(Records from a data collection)
"""
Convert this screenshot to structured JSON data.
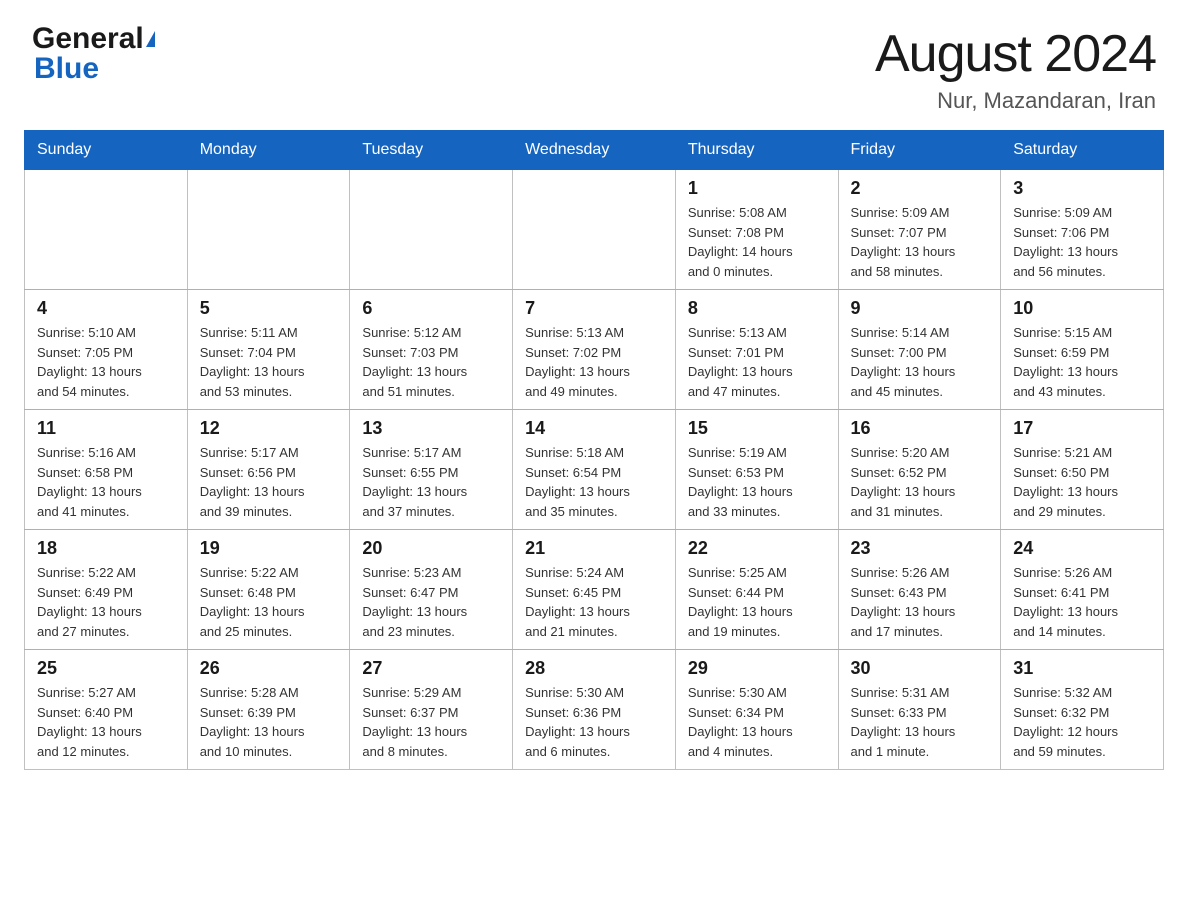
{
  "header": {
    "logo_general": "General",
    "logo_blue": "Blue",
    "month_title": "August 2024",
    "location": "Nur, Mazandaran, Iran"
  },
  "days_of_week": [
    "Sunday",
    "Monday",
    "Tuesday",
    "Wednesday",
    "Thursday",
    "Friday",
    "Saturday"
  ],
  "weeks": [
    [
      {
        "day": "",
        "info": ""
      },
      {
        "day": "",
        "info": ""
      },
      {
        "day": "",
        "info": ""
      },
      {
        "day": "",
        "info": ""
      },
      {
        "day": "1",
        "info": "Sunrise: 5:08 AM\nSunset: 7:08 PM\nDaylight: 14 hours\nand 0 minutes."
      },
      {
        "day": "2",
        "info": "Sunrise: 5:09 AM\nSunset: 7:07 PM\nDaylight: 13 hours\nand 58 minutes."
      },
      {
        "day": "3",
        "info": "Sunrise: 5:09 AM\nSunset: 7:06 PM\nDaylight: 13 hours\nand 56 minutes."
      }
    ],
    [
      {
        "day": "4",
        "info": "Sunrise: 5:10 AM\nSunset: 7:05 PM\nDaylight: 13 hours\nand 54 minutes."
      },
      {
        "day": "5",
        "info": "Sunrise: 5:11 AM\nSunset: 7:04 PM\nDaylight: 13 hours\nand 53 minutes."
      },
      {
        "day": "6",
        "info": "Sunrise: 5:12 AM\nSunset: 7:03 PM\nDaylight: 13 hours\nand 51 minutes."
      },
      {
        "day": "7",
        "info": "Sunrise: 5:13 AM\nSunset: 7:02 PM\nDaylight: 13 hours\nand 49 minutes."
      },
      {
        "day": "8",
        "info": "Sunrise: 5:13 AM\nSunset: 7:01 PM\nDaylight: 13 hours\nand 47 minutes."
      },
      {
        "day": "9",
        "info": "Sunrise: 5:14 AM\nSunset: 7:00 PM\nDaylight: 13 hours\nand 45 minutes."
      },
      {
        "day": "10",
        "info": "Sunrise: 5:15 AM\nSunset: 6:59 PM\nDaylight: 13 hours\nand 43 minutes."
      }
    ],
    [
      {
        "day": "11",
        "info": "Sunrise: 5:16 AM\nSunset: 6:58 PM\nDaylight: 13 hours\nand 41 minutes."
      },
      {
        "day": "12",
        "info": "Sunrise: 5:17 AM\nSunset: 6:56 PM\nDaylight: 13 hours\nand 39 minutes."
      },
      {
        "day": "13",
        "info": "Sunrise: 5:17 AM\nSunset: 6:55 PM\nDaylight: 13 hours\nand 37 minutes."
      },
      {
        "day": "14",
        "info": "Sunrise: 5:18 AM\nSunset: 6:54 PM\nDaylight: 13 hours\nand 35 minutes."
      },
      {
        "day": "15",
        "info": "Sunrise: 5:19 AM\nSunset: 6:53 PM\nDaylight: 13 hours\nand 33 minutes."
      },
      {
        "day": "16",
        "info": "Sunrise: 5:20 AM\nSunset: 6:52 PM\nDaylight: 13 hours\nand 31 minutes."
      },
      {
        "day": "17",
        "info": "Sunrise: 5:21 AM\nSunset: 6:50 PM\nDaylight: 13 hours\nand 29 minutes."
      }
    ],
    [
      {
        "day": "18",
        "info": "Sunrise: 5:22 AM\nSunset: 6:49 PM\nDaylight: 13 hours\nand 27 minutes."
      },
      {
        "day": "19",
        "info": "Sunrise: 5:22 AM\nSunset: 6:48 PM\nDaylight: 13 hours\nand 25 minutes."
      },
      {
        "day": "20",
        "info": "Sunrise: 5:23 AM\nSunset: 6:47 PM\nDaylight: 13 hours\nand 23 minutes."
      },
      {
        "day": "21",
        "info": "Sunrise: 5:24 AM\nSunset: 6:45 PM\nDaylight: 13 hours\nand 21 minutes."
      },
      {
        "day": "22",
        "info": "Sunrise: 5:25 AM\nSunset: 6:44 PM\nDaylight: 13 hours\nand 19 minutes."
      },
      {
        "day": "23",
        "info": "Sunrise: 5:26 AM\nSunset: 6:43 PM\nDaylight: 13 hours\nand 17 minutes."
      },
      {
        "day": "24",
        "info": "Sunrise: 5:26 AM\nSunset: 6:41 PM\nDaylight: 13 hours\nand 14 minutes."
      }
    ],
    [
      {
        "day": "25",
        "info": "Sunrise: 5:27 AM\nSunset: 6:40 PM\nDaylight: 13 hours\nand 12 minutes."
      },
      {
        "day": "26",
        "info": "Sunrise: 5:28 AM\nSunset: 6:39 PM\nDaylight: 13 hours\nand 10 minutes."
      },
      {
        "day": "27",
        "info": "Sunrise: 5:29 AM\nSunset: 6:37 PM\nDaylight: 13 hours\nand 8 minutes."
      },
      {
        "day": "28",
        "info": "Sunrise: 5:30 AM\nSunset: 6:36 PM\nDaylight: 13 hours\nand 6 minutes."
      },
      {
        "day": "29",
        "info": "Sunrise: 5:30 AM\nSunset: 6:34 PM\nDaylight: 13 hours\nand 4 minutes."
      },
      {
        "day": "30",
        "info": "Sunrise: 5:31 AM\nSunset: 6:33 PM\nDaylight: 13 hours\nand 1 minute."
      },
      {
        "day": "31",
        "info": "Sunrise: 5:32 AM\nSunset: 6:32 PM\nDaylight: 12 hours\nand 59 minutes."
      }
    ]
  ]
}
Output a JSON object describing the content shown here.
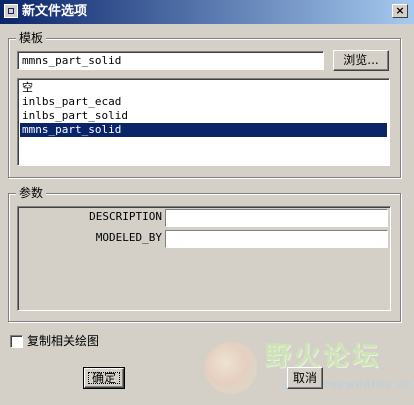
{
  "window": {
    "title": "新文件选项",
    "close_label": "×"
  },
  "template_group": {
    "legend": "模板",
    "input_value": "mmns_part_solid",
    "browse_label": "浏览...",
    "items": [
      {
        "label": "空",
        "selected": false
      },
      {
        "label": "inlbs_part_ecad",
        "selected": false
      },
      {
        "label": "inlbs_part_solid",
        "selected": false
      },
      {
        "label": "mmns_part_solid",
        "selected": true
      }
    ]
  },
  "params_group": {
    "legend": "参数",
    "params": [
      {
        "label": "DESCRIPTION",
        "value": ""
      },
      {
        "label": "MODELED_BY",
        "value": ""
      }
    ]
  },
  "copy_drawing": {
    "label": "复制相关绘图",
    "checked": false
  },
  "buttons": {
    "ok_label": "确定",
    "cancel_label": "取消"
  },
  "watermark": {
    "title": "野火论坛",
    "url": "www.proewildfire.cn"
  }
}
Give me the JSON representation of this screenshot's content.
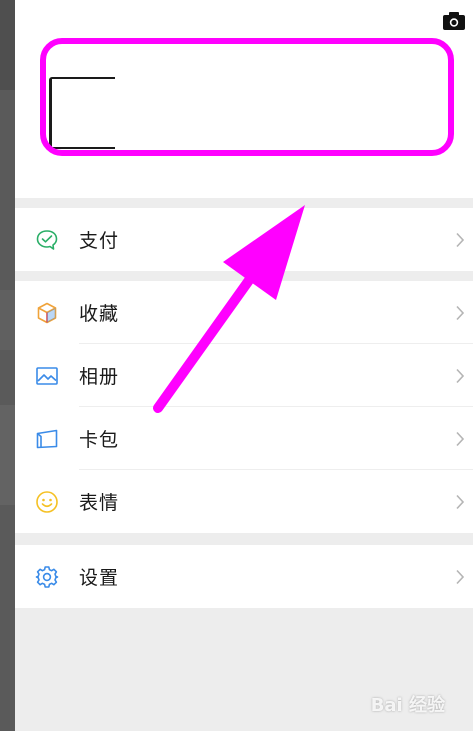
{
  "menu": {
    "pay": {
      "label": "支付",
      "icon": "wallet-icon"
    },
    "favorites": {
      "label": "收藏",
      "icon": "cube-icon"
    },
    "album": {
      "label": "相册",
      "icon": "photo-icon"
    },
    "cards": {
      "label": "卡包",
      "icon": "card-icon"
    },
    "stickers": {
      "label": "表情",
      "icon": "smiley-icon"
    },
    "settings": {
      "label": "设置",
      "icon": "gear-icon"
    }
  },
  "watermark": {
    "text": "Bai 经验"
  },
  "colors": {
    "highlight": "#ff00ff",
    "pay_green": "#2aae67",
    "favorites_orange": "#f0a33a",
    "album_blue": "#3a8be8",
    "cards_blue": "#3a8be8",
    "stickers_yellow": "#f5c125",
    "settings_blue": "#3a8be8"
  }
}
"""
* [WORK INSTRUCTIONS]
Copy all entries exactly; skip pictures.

* [OUTPUT]
Convert this screenshot to structured JSON data.
{
  "header": {
    "logo_general": "General",
    "logo_blue": "Blue",
    "month_title": "August 2024",
    "location": "Nur, Mazandaran, Iran"
  },
  "days_of_week": [
    "Sunday",
    "Monday",
    "Tuesday",
    "Wednesday",
    "Thursday",
    "Friday",
    "Saturday"
  ],
  "weeks": [
    [
      {
        "day": "",
        "info": ""
      },
      {
        "day": "",
        "info": ""
      },
      {
        "day": "",
        "info": ""
      },
      {
        "day": "",
        "info": ""
      },
      {
        "day": "1",
        "info": "Sunrise: 5:08 AM\nSunset: 7:08 PM\nDaylight: 14 hours\nand 0 minutes."
      },
      {
        "day": "2",
        "info": "Sunrise: 5:09 AM\nSunset: 7:07 PM\nDaylight: 13 hours\nand 58 minutes."
      },
      {
        "day": "3",
        "info": "Sunrise: 5:09 AM\nSunset: 7:06 PM\nDaylight: 13 hours\nand 56 minutes."
      }
    ],
    [
      {
        "day": "4",
        "info": "Sunrise: 5:10 AM\nSunset: 7:05 PM\nDaylight: 13 hours\nand 54 minutes."
      },
      {
        "day": "5",
        "info": "Sunrise: 5:11 AM\nSunset: 7:04 PM\nDaylight: 13 hours\nand 53 minutes."
      },
      {
        "day": "6",
        "info": "Sunrise: 5:12 AM\nSunset: 7:03 PM\nDaylight: 13 hours\nand 51 minutes."
      },
      {
        "day": "7",
        "info": "Sunrise: 5:13 AM\nSunset: 7:02 PM\nDaylight: 13 hours\nand 49 minutes."
      },
      {
        "day": "8",
        "info": "Sunrise: 5:13 AM\nSunset: 7:01 PM\nDaylight: 13 hours\nand 47 minutes."
      },
      {
        "day": "9",
        "info": "Sunrise: 5:14 AM\nSunset: 7:00 PM\nDaylight: 13 hours\nand 45 minutes."
      },
      {
        "day": "10",
        "info": "Sunrise: 5:15 AM\nSunset: 6:59 PM\nDaylight: 13 hours\nand 43 minutes."
      }
    ],
    [
      {
        "day": "11",
        "info": "Sunrise: 5:16 AM\nSunset: 6:58 PM\nDaylight: 13 hours\nand 41 minutes."
      },
      {
        "day": "12",
        "info": "Sunrise: 5:17 AM\nSunset: 6:56 PM\nDaylight: 13 hours\nand 39 minutes."
      },
      {
        "day": "13",
        "info": "Sunrise: 5:17 AM\nSunset: 6:55 PM\nDaylight: 13 hours\nand 37 minutes."
      },
      {
        "day": "14",
        "info": "Sunrise: 5:18 AM\nSunset: 6:54 PM\nDaylight: 13 hours\nand 35 minutes."
      },
      {
        "day": "15",
        "info": "Sunrise: 5:19 AM\nSunset: 6:53 PM\nDaylight: 13 hours\nand 33 minutes."
      },
      {
        "day": "16",
        "info": "Sunrise: 5:20 AM\nSunset: 6:52 PM\nDaylight: 13 hours\nand 31 minutes."
      },
      {
        "day": "17",
        "info": "Sunrise: 5:21 AM\nSunset: 6:50 PM\nDaylight: 13 hours\nand 29 minutes."
      }
    ],
    [
      {
        "day": "18",
        "info": "Sunrise: 5:22 AM\nSunset: 6:49 PM\nDaylight: 13 hours\nand 27 minutes."
      },
      {
        "day": "19",
        "info": "Sunrise: 5:22 AM\nSunset: 6:48 PM\nDaylight: 13 hours\nand 25 minutes."
      },
      {
        "day": "20",
        "info": "Sunrise: 5:23 AM\nSunset: 6:47 PM\nDaylight: 13 hours\nand 23 minutes."
      },
      {
        "day": "21",
        "info": "Sunrise: 5:24 AM\nSunset: 6:45 PM\nDaylight: 13 hours\nand 21 minutes."
      },
      {
        "day": "22",
        "info": "Sunrise: 5:25 AM\nSunset: 6:44 PM\nDaylight: 13 hours\nand 19 minutes."
      },
      {
        "day": "23",
        "info": "Sunrise: 5:26 AM\nSunset: 6:43 PM\nDaylight: 13 hours\nand 17 minutes."
      },
      {
        "day": "24",
        "info": "Sunrise: 5:26 AM\nSunset: 6:41 PM\nDaylight: 13 hours\nand 14 minutes."
      }
    ],
    [
      {
        "day": "25",
        "info": "Sunrise: 5:27 AM\nSunset: 6:40 PM\nDaylight: 13 hours\nand 12 minutes."
      },
      {
        "day": "26",
        "info": "Sunrise: 5:28 AM\nSunset: 6:39 PM\nDaylight: 13 hours\nand 10 minutes."
      },
      {
        "day": "27",
        "info": "Sunrise: 5:29 AM\nSunset: 6:37 PM\nDaylight: 13 hours\nand 8 minutes."
      },
      {
        "day": "28",
        "info": "Sunrise: 5:30 AM\nSunset: 6:36 PM\nDaylight: 13 hours\nand 6 minutes."
      },
      {
        "day": "29",
        "info": "Sunrise: 5:30 AM\nSunset: 6:34 PM\nDaylight: 13 hours\nand 4 minutes."
      },
      {
        "day": "30",
        "info": "Sunrise: 5:31 AM\nSunset: 6:33 PM\nDaylight: 13 hours\nand 1 minute."
      },
      {
        "day": "31",
        "info": "Sunrise: 5:32 AM\nSunset: 6:32 PM\nDaylight: 12 hours\nand 59 minutes."
      }
    ]
  ]
}
Output a JSON object describing the content shown here.
{
  "window": {
    "title": "新文件选项",
    "close_label": "×"
  },
  "template_group": {
    "legend": "模板",
    "input_value": "mmns_part_solid",
    "browse_label": "浏览...",
    "items": [
      {
        "label": "空",
        "selected": false
      },
      {
        "label": "inlbs_part_ecad",
        "selected": false
      },
      {
        "label": "inlbs_part_solid",
        "selected": false
      },
      {
        "label": "mmns_part_solid",
        "selected": true
      }
    ]
  },
  "params_group": {
    "legend": "参数",
    "params": [
      {
        "label": "DESCRIPTION",
        "value": ""
      },
      {
        "label": "MODELED_BY",
        "value": ""
      }
    ]
  },
  "copy_drawing": {
    "label": "复制相关绘图",
    "checked": false
  },
  "buttons": {
    "ok_label": "确定",
    "cancel_label": "取消"
  },
  "watermark": {
    "title": "野火论坛",
    "url": "www.proewildfire.cn"
  }
}
Give me the JSON representation of this screenshot's content.
{
  "menu": {
    "pay": {
      "label": "支付",
      "icon": "wallet-icon"
    },
    "favorites": {
      "label": "收藏",
      "icon": "cube-icon"
    },
    "album": {
      "label": "相册",
      "icon": "photo-icon"
    },
    "cards": {
      "label": "卡包",
      "icon": "card-icon"
    },
    "stickers": {
      "label": "表情",
      "icon": "smiley-icon"
    },
    "settings": {
      "label": "设置",
      "icon": "gear-icon"
    }
  },
  "watermark": {
    "text": "Bai 经验"
  },
  "colors": {
    "highlight": "#ff00ff",
    "pay_green": "#2aae67",
    "favorites_orange": "#f0a33a",
    "album_blue": "#3a8be8",
    "cards_blue": "#3a8be8",
    "stickers_yellow": "#f5c125",
    "settings_blue": "#3a8be8"
  }
}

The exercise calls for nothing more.